“The hospitals of Community Healthcare System are consistently on the leading edge of offering new technologies and approaches in treatment that positively affect quality and outcomes for our patients,” said Janice Ryba, CEO of St. Mary Medical Center. “Offering effective, low-cost screening options for individuals who are at high-risk for lung cancer is the first step toward fighting this deadly disease.”

Community Healthcare System hospitals are among the first hospitals in Northern Indiana to provide lung cancer screening with low-dose CT scans a method that has recently been supported by the U.S. Preventative Services Task Force. Reports show that the use of low-dose CT scans as a quick, non-invasive method for early detection of suspicious nodules in the lungs can potentially save lives.

“Our patients, many of whom are smokers or former smokers, worry about their risk of getting lung cancer or dying from it,” St. Catherine Hospital CEO Jo Ann Birdzell said. “A recent National Lung Screening Trial (NLST), compared lung CT scans to chest X-rays and found that getting a lung CT scan lowered the risk of dying of lung cancer. We owe it to our community to offer this latest method of screening,” she explained.

Less invasive, more efficient biopsies

Once detected, a nodule or lesion needs to be biopsied to determine if it is cancerous. Until now, surgeons only had a few options for obtaining a biopsy: bronchoscopy, needle biopsy through the chest or surgery.

Of those options, bronchoscopy provides the lowest risk for complications such as bleeding or punctured lung, and allows for reduced radiation exposure. Bronchoscopy is performed by using a scope with a camera that allows the pulmonologist to directly see into the airways and conduct biopsies. However, small lesions deeper in the lung tissue are difficult to biopsy by bronchoscopy and the test can be inconclusive — produce a diagnosis for only about 14 percent of those lesions (within the outer two-thirds of the chest) that are smaller than 2 centimeters in diameter.

St. Mary Medical Center and Community Hospital offer new minimally invasive technology that provides more efficient access to biopsy suspicious lesions deep in the lungs than before.

Electromagnetic navigation technology, called SPiN Drive®, safely guides surgeons and pulmonologists through the airways to reach and examine lesions that are deep in the lungs.

“Performing these procedures at our hospitals is a milestone in the detection and treatment of lung cancer,” said Donald P. Fesko, CEO, Community Hospital. “SPiNDrive technology provides the needed accuracy and efficient workflow that enables our physicians to diagnose and treat lung cancer in a way that makes a significant impact to our patients.”

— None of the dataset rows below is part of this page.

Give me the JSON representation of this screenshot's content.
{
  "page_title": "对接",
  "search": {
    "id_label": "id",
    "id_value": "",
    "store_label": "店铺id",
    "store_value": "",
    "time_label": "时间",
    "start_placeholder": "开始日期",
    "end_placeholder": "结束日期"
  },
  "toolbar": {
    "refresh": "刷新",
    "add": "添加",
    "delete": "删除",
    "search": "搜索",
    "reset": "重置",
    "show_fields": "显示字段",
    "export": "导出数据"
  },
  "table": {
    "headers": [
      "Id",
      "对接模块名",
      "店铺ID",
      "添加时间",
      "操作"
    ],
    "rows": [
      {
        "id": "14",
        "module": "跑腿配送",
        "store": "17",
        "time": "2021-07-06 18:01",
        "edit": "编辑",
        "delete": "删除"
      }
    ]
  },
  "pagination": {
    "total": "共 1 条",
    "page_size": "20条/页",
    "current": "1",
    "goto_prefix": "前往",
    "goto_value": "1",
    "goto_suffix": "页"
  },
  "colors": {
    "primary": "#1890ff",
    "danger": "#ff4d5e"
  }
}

SPiNDrive technology is a state-of-the-art system that uses electromagnetic navigation, similar to a vehicle’s onboard GPS system. The SPiNDrive works with a CT image of the patient’s lung to automatically create a route or road map for the pulmonologist through the lung’s natural airways that lead to the lesion. With special instrumentation that shows the lungs in real-time (and automatically compensates for breathing), the surgeon is better able to biopsy hard-to-reach lesions and place markers for planned treatment, if necessary, at the same time.

For more information about the advanced technologies being used at Community Hospital in Munster, St. Catherine Hospital in East Chicago and St. Mary Medical Center in Hobart, visit

Provided by Community Healthcare System